Ophthalmic Migraine: Causes, Possible Treatment and Prevention
An ophthalmic migraine is an uncommon condition that can cause temporary vision disturbances or even temporary blindness in one of your eyes. This problem is the result of decreased blood flow or blood vessel spasms behind the eye or in the retina. Typically, the vision returns to normal within an hour. Ophthalmic migraines may be painless, or they may occur at the same time as or after a regular migraine headache. Your Miami eye doctor can help you determine whether you have an ophthalmic migraine by ruling out other conditions.
The exact cause of ophthalmic migraine isn’t known, although some experts believe the problem could be related to spasms in the retinal blood vessels or changes in the nerve cells in the retina. People with ophthalmic migraine have a higher risk of permanent vision loss in one eye. It’s possible that certain medications used to prevent migraines such as anti-seizure medications or tricyclic antidepressants may help prevent vision loss. However, if you experience an ophthalmic migraine, even if your symptoms always go away on their own, you should talk to your doctor about possible treatments.
Getting treatment for ophthalmic migraines begins with a correct diagnosis. Your eye doctor will first rule out other problems that can cause similar symptoms such as spasms in the artery that delivers blood to the retina, other blood vessel problems associated with autoimmune disease, inflammation in the blood vessels, conditions that prevent proper blood clotting such as sickle cell disease, and drug abuse.
Many people do not require treatment for ophthalmic migraine, especially if their symptoms abate untreated within half an hour or so. You should stop what you’re doing and rest until your vision returns to normal; if a headache accompanies your symptoms, ask your doctor what pain relievers are right for you. Other possible treatments include:
- Beta-blockers, special medications that help regular blood pressure
- Tricyclic antidepressants
- Drugs that treat epilepsy
The most important thing you can do to avoid ophthalmic migraine is to refrain from engaging in possible triggers.
- Manage your stress levels
- Avoid smoking
- Maintain healthy blood pressure
- Avoid hormonal birth control pills
- Exercise only moderately if exercise is a trigger for you
- Avoid high altitudes
- Stay hydrated
- Avoid low blood sugar with small, regular, healthy snacks
- Keep cool during the summer
Some people notice that they have dietary triggers such as caffeine or artificial sweeteners, although these are more likely to cause regular migraines.
Certain medications can help prevent ophthalmic migraines.

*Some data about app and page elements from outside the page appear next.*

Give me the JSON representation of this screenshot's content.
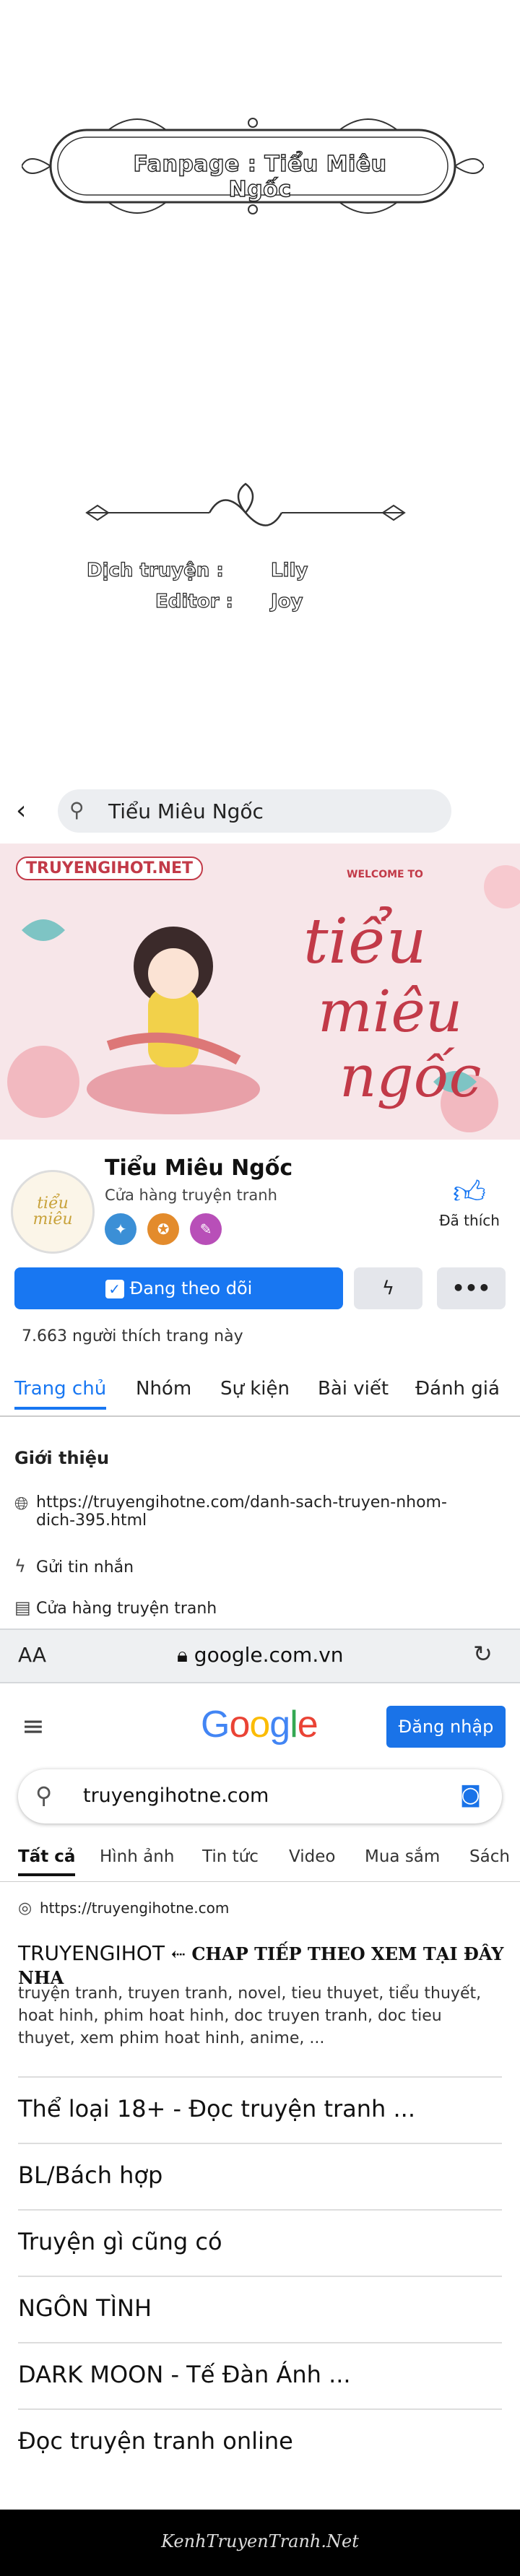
{
  "credits": {
    "fanpage": "Fanpage : Tiểu Miêu Ngốc",
    "translator_label": "Dịch truyện :",
    "translator_name": "Lily",
    "editor_label": "Editor :",
    "editor_name": "Joy"
  },
  "facebook": {
    "search_text": "Tiểu Miêu Ngốc",
    "cover_site": "TRUYENGIHOT.NET",
    "cover_welcome": "WELCOME TO",
    "page_name": "Tiểu Miêu Ngốc",
    "page_category": "Cửa hàng truyện tranh",
    "like_label": "Đã thích",
    "follow_label": "Đang theo dõi",
    "more_label": "•••",
    "likes_count": "7.663 người thích trang này",
    "tabs": [
      "Trang chủ",
      "Nhóm",
      "Sự kiện",
      "Bài viết",
      "Đánh giá"
    ],
    "intro_title": "Giới thiệu",
    "intro_link": "https://truyengihotne.com/danh-sach-truyen-nhom-dich-395.html",
    "intro_message": "Gửi tin nhắn",
    "intro_shop": "Cửa hàng truyện tranh"
  },
  "browser": {
    "aa_label": "AA",
    "url": "google.com.vn"
  },
  "google": {
    "logo": "Google",
    "signin_label": "Đăng nhập",
    "query": "truyengihotne.com",
    "tabs": [
      "Tất cả",
      "Hình ảnh",
      "Tin tức",
      "Video",
      "Mua sắm",
      "Sách"
    ],
    "result_url": "https://truyengihotne.com",
    "result_title_site": "TRUYENGIHOT",
    "result_title_cta": "⇠ CHAP TIẾP THEO XEM TẠI ĐÂY NHA",
    "result_snippet": "truyện tranh, truyen tranh, novel, tieu thuyet, tiểu thuyết, hoat hinh, phim hoat hinh, doc truyen tranh, doc tieu thuyet, xem phim hoat hinh, anime, ...",
    "links": [
      "Thể loại 18+ - Đọc truyện tranh ...",
      "BL/Bách hợp",
      "Truyện gì cũng có",
      "NGÔN TÌNH",
      "DARK MOON - Tế Đàn Ánh ...",
      "Đọc truyện tranh online"
    ]
  },
  "footer": {
    "watermark": "KenhTruyenTranh.Net"
  },
  "colors": {
    "fb_blue": "#1877f2",
    "google_blue": "#1a73e8"
  }
}
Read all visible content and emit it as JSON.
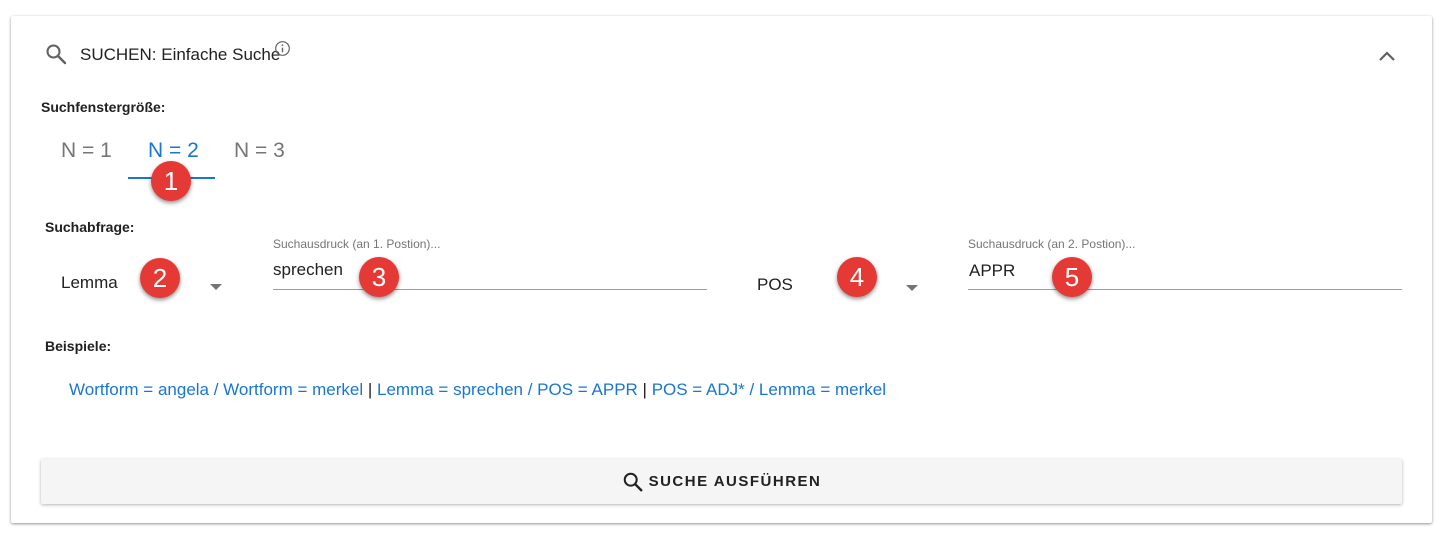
{
  "header": {
    "title": "SUCHEN: Einfache Suche",
    "icon": "search-icon",
    "info_icon": "info-icon",
    "collapse_icon": "chevron-up-icon"
  },
  "window_size": {
    "label": "Suchfenstergröße:",
    "tabs": [
      {
        "label": "N = 1",
        "active": false
      },
      {
        "label": "N = 2",
        "active": true
      },
      {
        "label": "N = 3",
        "active": false
      }
    ]
  },
  "query": {
    "label": "Suchabfrage:",
    "slot1": {
      "type_value": "Lemma",
      "field_label": "Suchausdruck (an 1. Postion)...",
      "field_value": "sprechen"
    },
    "slot2": {
      "type_value": "POS",
      "field_label": "Suchausdruck (an 2. Postion)...",
      "field_value": "APPR"
    }
  },
  "examples": {
    "label": "Beispiele:",
    "items": [
      "Wortform = angela / Wortform = merkel",
      "Lemma = sprechen / POS = APPR",
      "POS = ADJ* / Lemma = merkel"
    ],
    "separator": " | "
  },
  "run_button": {
    "label": "SUCHE AUSFÜHREN",
    "icon": "search-icon"
  },
  "callouts": [
    "1",
    "2",
    "3",
    "4",
    "5"
  ],
  "colors": {
    "accent": "#1976d2",
    "callout": "#e53935",
    "button_bg": "#f5f5f5"
  }
}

Calcium-channel blockers open the blood vessels. It’s possible also to use nonsteroidal anti-inflammatory drugs sometimes. Less often, doctors may prescribe medication used to treat depression, epilepsy, and blood clotting. Preventive medicine is usually recommended for patients who experience ophthalmic migraines more than four days per month that do not respond to other treatments.
One other possible treatment option is a device known as Cefaly. This portable headband-like device delivers electrical impulses at the forehead to stimulate a specific nerve. Patients wear the device for 20 minutes once a day. SpringTM and gammaCore are two similar devices that have shown success in some cases of ophthalmic migraine.